Were you planning on picking up a Sony PSP tomorrow from your local Gamestop or EB Games? Excellent. Were you planning on paying for it? Super excellent. As a reward for your unquestionable moral values, you’ll be given a $30 discount on that purchase of “the past”. You see, as of April 3, the PSP Core Pack is being marked down from $199.99 to $169.99.

I’ve been planning on getting a PSP for a while. Looks like another push for me to get out and do it.

[tags]PSP price drops $30, PSP core now $170[/tags]

Australian game reviewers get offered special perks for positive reviews

If I ever saw a dream job, this story about the offerings for game reviewers in Australia certainly seems to be the one I’d try to get.

Former editor of Official Australian PlayStation 2 Magazine Richie Young got his weekly editorial off to a very controversial start by suggesting that corruption is rife in the Australian gaming press.

Young’s accusations include reviewers being offered sex and money to change review scores, backroom deals in exchange for “exclusive” stories, elaborate gifts like overseas trips, and advertising support influencing review scores.

Time to start looking for a job down, I suppose, so I can pay the bills until I get the dream job.

[tags]Australian game reviewer offered sex for exclusive stories and better review scores[/tags]

Latest zero day attack in the wild

If you surf the web using Internet Explorer, here’s another reminder that you should consider switching browsers:

If you’re reading this with Internet Explorer on a Windows machine, don’t. The Windows animated cursor zero-day attack that was coming through on IE 6 and 7 running on fully patched Windows XP SP2 is now also hitting Windows 2000, Server 2003 and Vista. As F-Secure advises, better to use some other combination.

Proof-of-concept code for the attack was released after business hours on Friday, according to SANS.

Blocking .ani files won’t help. SANS has picked up reports of the vulnerability being exploited in the wild with .ani files renamed as JPEGs.

Microsoft today posted security advisory 935423 about the exploit. Here’s the full list of vulnerable systems:

Microsoft Windows 2000 Service Pack 4
Microsoft Windows XP Service Pack 2
Microsoft Windows XP 64-Bit Edition Version 2003 (Itanium)
Microsoft Windows XP Professional x64 Edition
Microsoft Windows Server 2003
Microsoft Windows Server 2003 for Itanium-based Systems
Microsoft Windows Server 2003 Service Pack 1
Microsoft Windows Server 2003 with SP1 for Itanium-based Systems
Microsoft Windows Server 2003 x64 Edition
Microsoft Windows Vista

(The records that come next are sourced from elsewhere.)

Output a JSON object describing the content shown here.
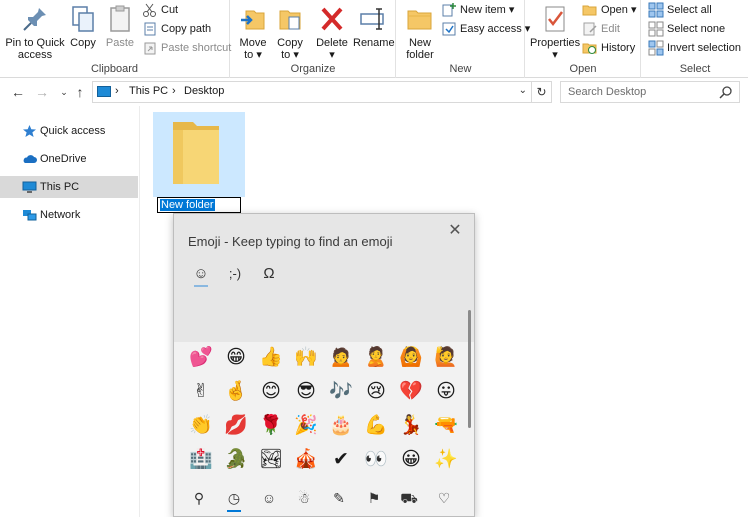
{
  "ribbon": {
    "clipboard": {
      "label": "Clipboard",
      "pin_line1": "Pin to Quick",
      "pin_line2": "access",
      "copy": "Copy",
      "paste": "Paste",
      "cut": "Cut",
      "copy_path": "Copy path",
      "paste_shortcut": "Paste shortcut"
    },
    "organize": {
      "label": "Organize",
      "move_to": "Move",
      "move_to_2": "to",
      "copy_to": "Copy",
      "copy_to_2": "to",
      "delete": "Delete",
      "rename": "Rename"
    },
    "new": {
      "label": "New",
      "new_folder_1": "New",
      "new_folder_2": "folder",
      "new_item": "New item",
      "easy_access": "Easy access"
    },
    "open": {
      "label": "Open",
      "properties": "Properties",
      "open": "Open",
      "edit": "Edit",
      "history": "History"
    },
    "select": {
      "label": "Select",
      "select_all": "Select all",
      "select_none": "Select none",
      "invert_selection": "Invert selection"
    }
  },
  "address": {
    "segments": [
      "This PC",
      "Desktop"
    ],
    "search_placeholder": "Search Desktop"
  },
  "nav": {
    "items": [
      {
        "label": "Quick access"
      },
      {
        "label": "OneDrive"
      },
      {
        "label": "This PC"
      },
      {
        "label": "Network"
      }
    ]
  },
  "content": {
    "rename_value": "New folder"
  },
  "emoji_panel": {
    "title": "Emoji - Keep typing to find an emoji",
    "modes": [
      "☺",
      ";-)",
      "Ω"
    ],
    "rows": [
      [
        "💕",
        "😁",
        "👍",
        "🙌",
        "🙍",
        "🙎",
        "🙆",
        "🙋"
      ],
      [
        "✌",
        "🤞",
        "😊",
        "😎",
        "🎶",
        "😢",
        "💔",
        "😛"
      ],
      [
        "👏",
        "💋",
        "🌹",
        "🎉",
        "🎂",
        "💪",
        "💃",
        "🔫"
      ],
      [
        "🏥",
        "🐊",
        "🏞",
        "🎪",
        "✔",
        "👀",
        "😀",
        "✨"
      ]
    ],
    "categories": [
      "search",
      "recent",
      "smiley",
      "people",
      "balloon",
      "pizza",
      "car",
      "heart"
    ],
    "category_glyphs": [
      "⚲",
      "◷",
      "☺",
      "☃",
      "✎",
      "⚑",
      "⛟",
      "♡"
    ]
  }
}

The company still hasn’t provided a patch. The vulnerability is a candidate for inclusion in the CVE (Common Vulnerabilities and Exposures) list, having been assigned the label CVE-2007-0038 (previously also CVE-2007-1765).Although there currently is no official patch, a SANS handler has posted instructions on detecting and filtering out .ani file exploitation attempts. eEye provided a temporary patch, although the company recommends updating to Microsoft’s patch when it’s out.

That’s a pretty significant vulnerability, and there’s just not a way to deal with it in a manner that would leave me comfortable.  I highly recommend Mozilla or Opera for the Windows-bound, although you have to remember that no matter what browser you use, there will be vulnerabilities at times.  In this case, it’s a matter of reducing your exposure.

[tags]Zero-day Windows exploit via animated cursors, Time to switch browsers[/tags]